Russia on Friday summoned the US Ambassador John Sullivan to the foreign office to discuss America’s alleged meddling in the upcoming parliamentary elections. The election interference, of which not many specific details were disclosed, were allegedly conducted by US tech giants. US envoy Sullivan arrived at the Moscow foreign affairs buildings and left 20 minutes after the talks. The latter did not answer reporters about what the dialogue entailed. In a press release issued on Friday, Russia’s Ministry of Foreign Affairs said the Russian Deputy Foreign Minister Sergei Ryabkov met with the US Ambassador to Russia, George Sullivan, about “interference in the internal affairs of Moscow.”
“Russian side possesses irrefutable evidence of the violation of Russian legislation by the American 'digital giants' in the context of the preparation and conduct of elections to the State Duma of the Federal Assembly of the Russian Federation,” the statement from Russian Foreign Ministry on Sept. 10 read. “Some other issues of a bilateral nature were also considered,” it added.
Calling the US’ alleged meddling in Russia’s democracy as interference that was “unacceptable”, the Russian foreign ministry stated that Sullivan was informed that Moscow “has proof” of violations of Russian law by US tech firms ahead of elections of State Duma by the end of September. Courts in Russia have earlier penalised the US giants like Google, Facebook, Twitter and WhatsApp with millions of rubles over security breaches. Russian President Vladimir Putin has also consistently accused American companies of failing to adhere to the Russian state laws and keeping secure the citizens' personal data.

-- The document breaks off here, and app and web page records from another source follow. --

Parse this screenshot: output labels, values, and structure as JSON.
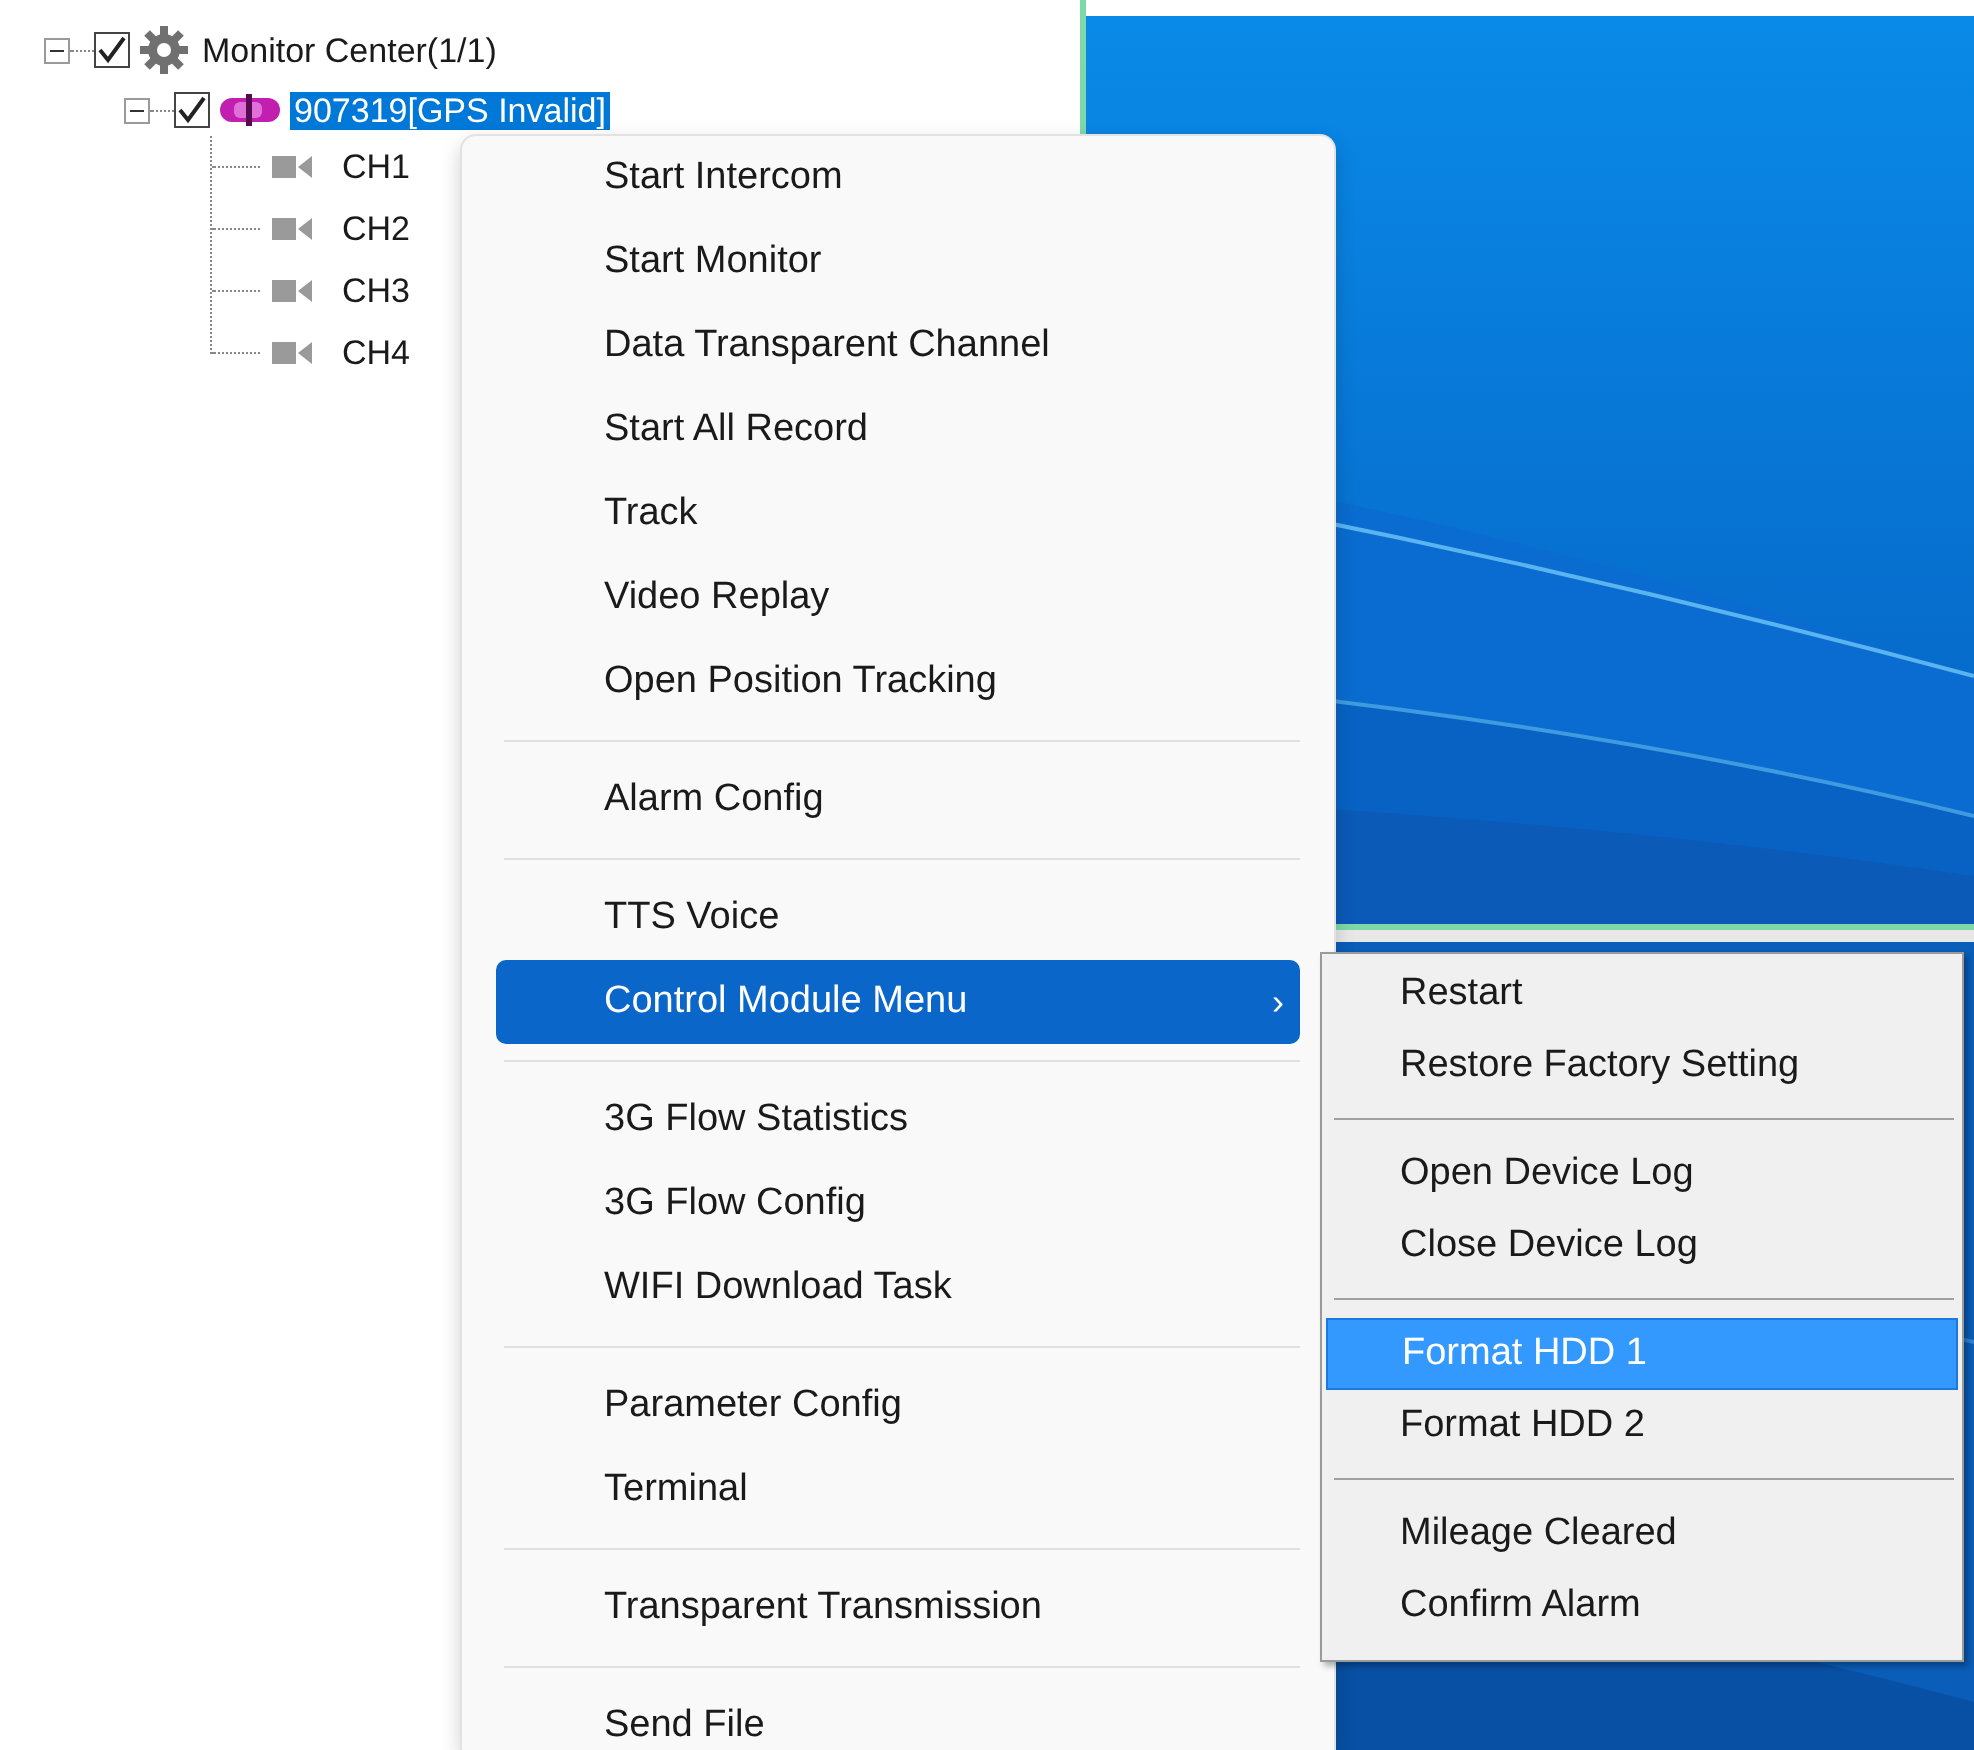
{
  "tree": [
    {
      "label": "Monitor Center(1/1)",
      "kind": "gear",
      "checked": true,
      "expanded": true,
      "selected": false,
      "children": [
        {
          "label": "907319[GPS Invalid]",
          "kind": "car",
          "checked": true,
          "expanded": true,
          "selected": true,
          "children": [
            {
              "label": "CH1",
              "kind": "camera",
              "selected": false
            },
            {
              "label": "CH2",
              "kind": "camera",
              "selected": false
            },
            {
              "label": "CH3",
              "kind": "camera",
              "selected": false
            },
            {
              "label": "CH4",
              "kind": "camera",
              "selected": false
            }
          ]
        }
      ]
    }
  ],
  "context_menu": {
    "items": [
      {
        "kind": "item",
        "label": "Start Intercom",
        "selected": false
      },
      {
        "kind": "item",
        "label": "Start Monitor",
        "selected": false
      },
      {
        "kind": "item",
        "label": "Data Transparent Channel",
        "selected": false
      },
      {
        "kind": "item",
        "label": "Start All Record",
        "selected": false
      },
      {
        "kind": "item",
        "label": "Track",
        "selected": false
      },
      {
        "kind": "item",
        "label": "Video Replay",
        "selected": false
      },
      {
        "kind": "item",
        "label": "Open Position Tracking",
        "selected": false
      },
      {
        "kind": "separator"
      },
      {
        "kind": "item",
        "label": "Alarm Config",
        "selected": false
      },
      {
        "kind": "separator"
      },
      {
        "kind": "item",
        "label": "TTS Voice",
        "selected": false
      },
      {
        "kind": "item",
        "label": "Control Module Menu",
        "selected": true,
        "arrow": "›"
      },
      {
        "kind": "separator"
      },
      {
        "kind": "item",
        "label": "3G Flow Statistics",
        "selected": false
      },
      {
        "kind": "item",
        "label": "3G Flow Config",
        "selected": false
      },
      {
        "kind": "item",
        "label": "WIFI Download Task",
        "selected": false
      },
      {
        "kind": "separator"
      },
      {
        "kind": "item",
        "label": "Parameter Config",
        "selected": false
      },
      {
        "kind": "item",
        "label": "Terminal",
        "selected": false
      },
      {
        "kind": "separator"
      },
      {
        "kind": "item",
        "label": "Transparent Transmission",
        "selected": false
      },
      {
        "kind": "separator"
      },
      {
        "kind": "item",
        "label": "Send File",
        "selected": false
      }
    ]
  },
  "submenu": {
    "items": [
      {
        "kind": "item",
        "label": "Restart",
        "selected": false
      },
      {
        "kind": "item",
        "label": "Restore Factory Setting",
        "selected": false
      },
      {
        "kind": "separator"
      },
      {
        "kind": "item",
        "label": "Open Device Log",
        "selected": false
      },
      {
        "kind": "item",
        "label": "Close Device Log",
        "selected": false
      },
      {
        "kind": "separator"
      },
      {
        "kind": "item",
        "label": "Format HDD 1",
        "selected": true
      },
      {
        "kind": "item",
        "label": "Format HDD 2",
        "selected": false
      },
      {
        "kind": "separator"
      },
      {
        "kind": "item",
        "label": "Mileage Cleared",
        "selected": false
      },
      {
        "kind": "item",
        "label": "Confirm Alarm",
        "selected": false
      }
    ]
  }
}
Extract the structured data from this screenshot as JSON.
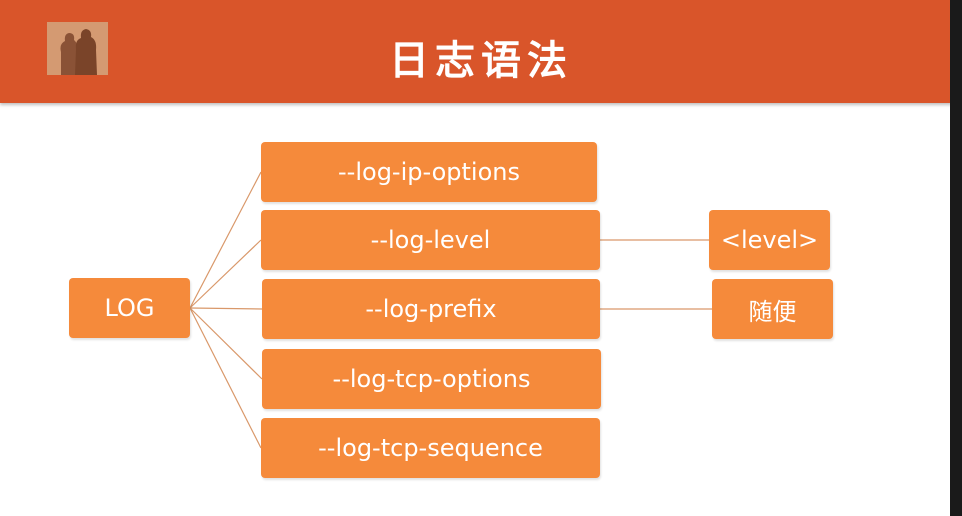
{
  "header": {
    "title": "日志语法",
    "background_color": "#d9552a"
  },
  "diagram": {
    "root": {
      "label": "LOG"
    },
    "options": [
      {
        "label": "--log-ip-options"
      },
      {
        "label": "--log-level"
      },
      {
        "label": "--log-prefix"
      },
      {
        "label": "--log-tcp-options"
      },
      {
        "label": "--log-tcp-sequence"
      }
    ],
    "values": [
      {
        "label": "<level>",
        "parent": "--log-level"
      },
      {
        "label": "随便",
        "parent": "--log-prefix"
      }
    ],
    "box_color": "#f58a3b",
    "line_color": "#d9986a"
  }
}
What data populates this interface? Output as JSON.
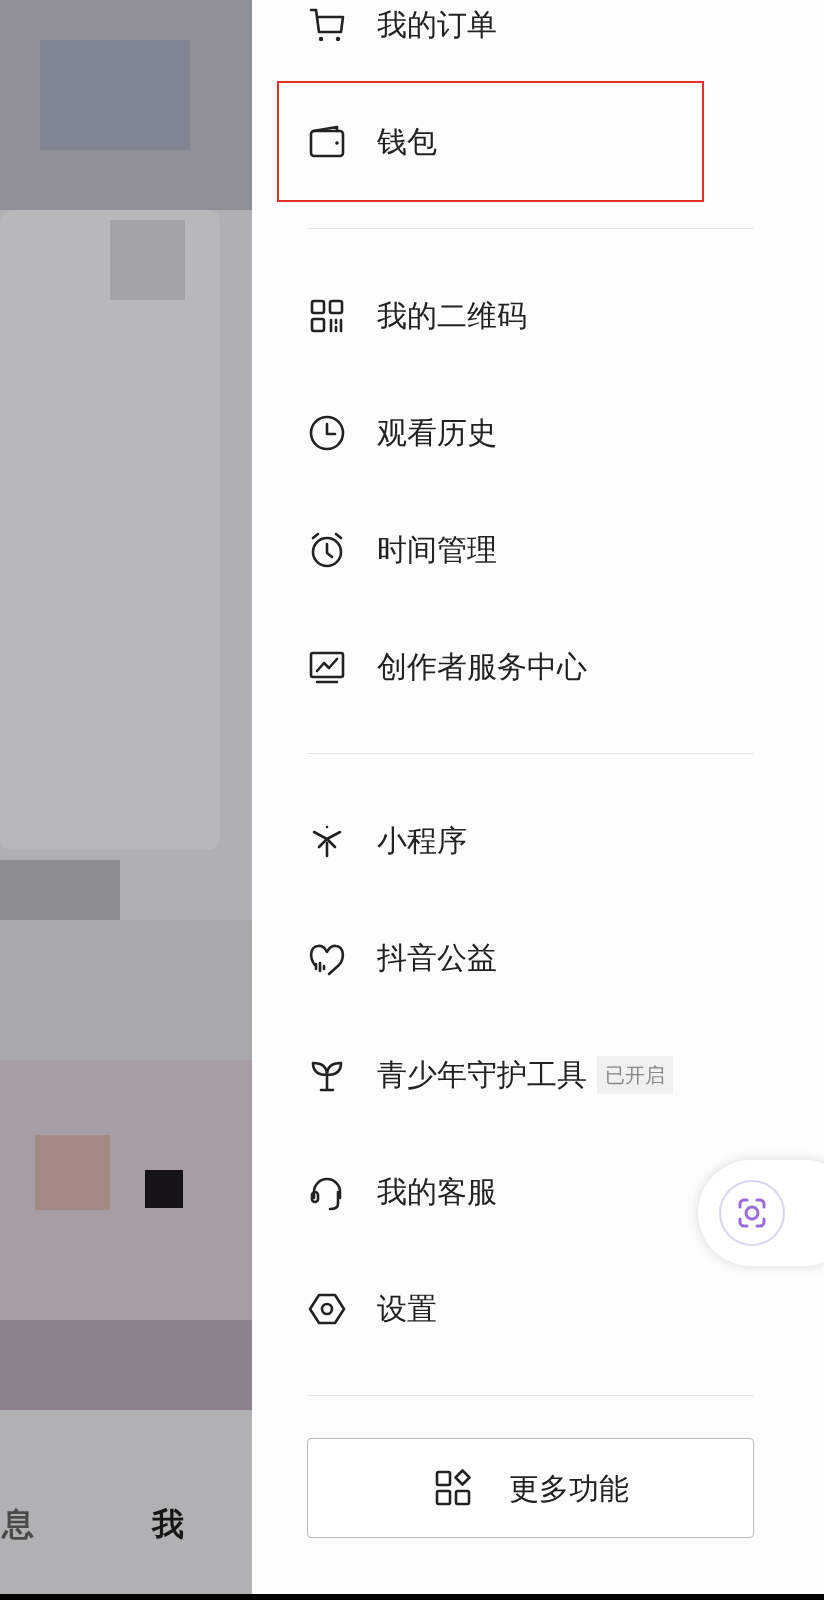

Facebook and Russia have also locked horns in the past over the removal of government-linked accounts without consent. Russia had also accused the US-based social platforms of failing to take down the illegal content from the websites. Moscow reportedly fined Facebook with 15 million rubles, 17 million rubles against Twitter, and WhatsApp was fined four million rubles in a first-time law breach of law case, according to Russia's Federal Service for Supervision of Communications, Information Technology and Mass Media (Roskomnadzor). As per legislation passed by Russia in 2014, the personal data of Russian users must be stored on local servers. Despite the law, the microblogging platform and Facebook were penalised earlier for not complying with country media law, whereas Google was fined last month.